And remote control is likely to come irrespective of law enforcement, because it's the most practical way to deal with situations beyond the scope the car's AI (unusual weather or road conditions, accident and construction sites with authorities giving voice instructions to drivers, etc.), assuming a human driver capable of taking over in such situations is not present.

Remote control capabilities for authorities are also likely to be mandated at some point due to LEO concerns (already being widely discussed) of unoccupied vehicles (the "vehicle on demand" scenario) being used in criminal or terrorist plots.

Most of these issues have already been covered quite convincingly by prescient science fiction for many decades.

Autonomous vehicle proponents would do well to consider how they're going to respond to government demands along these lines. 'Cause you can be sure that there are teams already in governments around the world brainstorming about their side of this equation.

Thursday, 24 September 2015

Catching up on photos

I posted some sailing photos a few weeks ago, then completely forgot about the photos I took in our 4 days in Brisbane city. I've made an album on Google Photos, now I'm trying to add captions to the pictures. In the meantime, try this link.

Big city, big buildings
After lots of searching, I'm admitting defeat. I can't find any way to add captions to the photos in the Brisbane album.

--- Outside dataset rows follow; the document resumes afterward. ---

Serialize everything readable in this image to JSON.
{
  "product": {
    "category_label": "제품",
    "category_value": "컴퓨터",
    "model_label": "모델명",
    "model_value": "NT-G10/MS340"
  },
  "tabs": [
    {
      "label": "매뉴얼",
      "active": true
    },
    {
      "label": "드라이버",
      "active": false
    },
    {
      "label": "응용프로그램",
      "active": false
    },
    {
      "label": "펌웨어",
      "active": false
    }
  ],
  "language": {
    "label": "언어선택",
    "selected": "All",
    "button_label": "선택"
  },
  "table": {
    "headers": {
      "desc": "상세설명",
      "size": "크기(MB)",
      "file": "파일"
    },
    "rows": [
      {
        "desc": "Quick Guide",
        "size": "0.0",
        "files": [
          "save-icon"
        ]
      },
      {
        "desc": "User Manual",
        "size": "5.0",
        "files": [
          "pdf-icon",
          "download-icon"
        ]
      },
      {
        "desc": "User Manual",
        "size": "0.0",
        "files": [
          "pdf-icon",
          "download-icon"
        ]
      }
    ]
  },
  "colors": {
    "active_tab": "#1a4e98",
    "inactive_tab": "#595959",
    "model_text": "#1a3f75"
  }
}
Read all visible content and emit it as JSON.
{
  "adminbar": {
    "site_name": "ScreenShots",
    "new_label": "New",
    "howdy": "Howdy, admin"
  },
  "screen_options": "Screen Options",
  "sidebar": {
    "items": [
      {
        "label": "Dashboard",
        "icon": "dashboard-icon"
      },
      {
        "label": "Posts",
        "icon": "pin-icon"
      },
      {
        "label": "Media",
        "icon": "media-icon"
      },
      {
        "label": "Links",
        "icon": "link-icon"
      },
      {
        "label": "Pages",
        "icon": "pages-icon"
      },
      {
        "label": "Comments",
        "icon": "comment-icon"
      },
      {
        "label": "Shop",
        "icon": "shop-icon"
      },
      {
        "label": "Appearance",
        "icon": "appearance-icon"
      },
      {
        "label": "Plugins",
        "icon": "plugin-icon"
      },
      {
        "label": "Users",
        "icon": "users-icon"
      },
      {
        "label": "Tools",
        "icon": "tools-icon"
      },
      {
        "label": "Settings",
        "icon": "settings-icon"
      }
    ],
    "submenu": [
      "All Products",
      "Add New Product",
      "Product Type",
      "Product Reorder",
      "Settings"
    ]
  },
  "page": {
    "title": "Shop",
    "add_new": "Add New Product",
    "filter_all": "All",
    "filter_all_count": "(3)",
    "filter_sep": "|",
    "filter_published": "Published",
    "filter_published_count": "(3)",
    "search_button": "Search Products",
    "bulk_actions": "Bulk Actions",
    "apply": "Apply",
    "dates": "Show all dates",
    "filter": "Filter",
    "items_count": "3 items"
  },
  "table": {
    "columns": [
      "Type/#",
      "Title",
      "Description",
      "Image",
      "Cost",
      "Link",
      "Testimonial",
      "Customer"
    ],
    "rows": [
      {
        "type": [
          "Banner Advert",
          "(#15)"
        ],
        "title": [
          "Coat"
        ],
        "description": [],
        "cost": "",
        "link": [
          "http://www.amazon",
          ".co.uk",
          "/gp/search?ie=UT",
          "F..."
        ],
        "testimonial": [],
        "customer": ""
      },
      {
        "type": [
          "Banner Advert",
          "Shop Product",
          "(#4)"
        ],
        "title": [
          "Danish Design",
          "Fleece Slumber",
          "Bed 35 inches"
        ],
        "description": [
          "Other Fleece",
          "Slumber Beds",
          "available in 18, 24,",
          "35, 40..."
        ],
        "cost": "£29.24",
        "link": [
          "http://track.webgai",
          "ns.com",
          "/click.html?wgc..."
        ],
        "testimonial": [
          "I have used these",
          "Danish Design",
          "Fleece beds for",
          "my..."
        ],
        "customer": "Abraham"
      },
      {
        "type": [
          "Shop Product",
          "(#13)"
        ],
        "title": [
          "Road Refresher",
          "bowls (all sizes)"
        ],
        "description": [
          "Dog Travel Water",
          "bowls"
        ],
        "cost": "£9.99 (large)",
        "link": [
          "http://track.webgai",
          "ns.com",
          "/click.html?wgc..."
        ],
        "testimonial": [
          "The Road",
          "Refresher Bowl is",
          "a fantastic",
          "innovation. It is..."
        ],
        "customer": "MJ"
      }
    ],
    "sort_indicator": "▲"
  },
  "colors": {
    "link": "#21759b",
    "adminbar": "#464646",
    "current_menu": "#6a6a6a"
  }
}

In fact, I'm totally confused, after trying to work out how Picasa, Google Plus, Google Drive, and Google Photos relate to each other.

Thursday, 17 September 2015

Approaching the end

My retirement is now official - I've filled out the forms and set the date. My last day at UC will be Friday 18 December, then I'm a free agent. I'll miss the company, and the University is a very interesting place to work, but it's time to  to revise the position description and to bring someone new into the team.

My role has changed a lot over recent years, and I'm doing a lot less support for lecturers and more project work. We don't need "expertise with Windows NT" in the description either; in fact we don't deal directly with the Moodle servers any more, so that technical area is much less important.

What's next? A January holiday in Napier, house sitting for friends, then a few months of domesticity leading to a major adventure in France and Italy during April. We'll have five days in Paris, a week cycling around the vineyards of Burgundy based in Beaune, then two weeks being tourists in Italy. There'll be lots more news as the time gets closer.
Hospice de Beaune
I hope there will be some part time work to help our finances, and I have lots of projects to keep me busy. And I'll be the chief cook and bottle-washer, of course.